▸ Data provided
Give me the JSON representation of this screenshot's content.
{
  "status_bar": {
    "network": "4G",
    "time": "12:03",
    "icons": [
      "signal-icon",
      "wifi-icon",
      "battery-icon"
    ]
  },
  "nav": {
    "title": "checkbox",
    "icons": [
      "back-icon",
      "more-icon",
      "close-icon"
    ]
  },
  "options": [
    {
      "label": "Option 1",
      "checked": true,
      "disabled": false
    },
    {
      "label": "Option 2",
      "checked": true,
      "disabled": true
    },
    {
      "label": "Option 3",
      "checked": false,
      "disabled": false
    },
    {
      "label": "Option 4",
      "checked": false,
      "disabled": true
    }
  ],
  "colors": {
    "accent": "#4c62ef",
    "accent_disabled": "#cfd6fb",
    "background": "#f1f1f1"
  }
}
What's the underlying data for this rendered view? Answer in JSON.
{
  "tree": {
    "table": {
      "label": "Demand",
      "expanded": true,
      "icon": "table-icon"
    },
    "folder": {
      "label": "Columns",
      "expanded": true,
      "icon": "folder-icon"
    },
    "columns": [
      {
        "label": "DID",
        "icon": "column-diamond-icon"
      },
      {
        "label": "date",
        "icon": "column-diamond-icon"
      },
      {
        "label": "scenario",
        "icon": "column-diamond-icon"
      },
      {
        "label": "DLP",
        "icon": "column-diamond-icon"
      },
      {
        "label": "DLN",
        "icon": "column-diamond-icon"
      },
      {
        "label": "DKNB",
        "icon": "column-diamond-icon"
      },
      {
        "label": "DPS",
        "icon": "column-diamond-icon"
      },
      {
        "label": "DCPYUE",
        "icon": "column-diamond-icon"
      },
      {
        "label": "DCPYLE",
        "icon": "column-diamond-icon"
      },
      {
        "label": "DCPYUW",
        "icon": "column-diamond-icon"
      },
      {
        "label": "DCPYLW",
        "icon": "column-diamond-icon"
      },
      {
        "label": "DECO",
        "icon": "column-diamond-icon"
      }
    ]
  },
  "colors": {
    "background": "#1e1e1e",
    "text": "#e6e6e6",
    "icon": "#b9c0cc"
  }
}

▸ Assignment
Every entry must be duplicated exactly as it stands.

▸ Solution for this task
Give me the JSON representation of this screenshot's content.
{
  "status_bar": {
    "network": "4G",
    "time": "12:03",
    "icons": [
      "signal-icon",
      "wifi-icon",
      "battery-icon"
    ]
  },
  "nav": {
    "title": "checkbox",
    "icons": [
      "back-icon",
      "more-icon",
      "close-icon"
    ]
  },
  "options": [
    {
      "label": "Option 1",
      "checked": true,
      "disabled": false
    },
    {
      "label": "Option 2",
      "checked": true,
      "disabled": true
    },
    {
      "label": "Option 3",
      "checked": false,
      "disabled": false
    },
    {
      "label": "Option 4",
      "checked": false,
      "disabled": true
    }
  ],
  "colors": {
    "accent": "#4c62ef",
    "accent_disabled": "#cfd6fb",
    "background": "#f1f1f1"
  }
}
What's the underlying data for this rendered view? Answer in JSON.
{
  "tree": {
    "table": {
      "label": "Demand",
      "expanded": true,
      "icon": "table-icon"
    },
    "folder": {
      "label": "Columns",
      "expanded": true,
      "icon": "folder-icon"
    },
    "columns": [
      {
        "label": "DID",
        "icon": "column-diamond-icon"
      },
      {
        "label": "date",
        "icon": "column-diamond-icon"
      },
      {
        "label": "scenario",
        "icon": "column-diamond-icon"
      },
      {
        "label": "DLP",
        "icon": "column-diamond-icon"
      },
      {
        "label": "DLN",
        "icon": "column-diamond-icon"
      },
      {
        "label": "DKNB",
        "icon": "column-diamond-icon"
      },
      {
        "label": "DPS",
        "icon": "column-diamond-icon"
      },
      {
        "label": "DCPYUE",
        "icon": "column-diamond-icon"
      },
      {
        "label": "DCPYLE",
        "icon": "column-diamond-icon"
      },
      {
        "label": "DCPYUW",
        "icon": "column-diamond-icon"
      },
      {
        "label": "DCPYLW",
        "icon": "column-diamond-icon"
      },
      {
        "label": "DECO",
        "icon": "column-diamond-icon"
      }
    ]
  },
  "colors": {
    "background": "#1e1e1e",
    "text": "#e6e6e6",
    "icon": "#b9c0cc"
  }
}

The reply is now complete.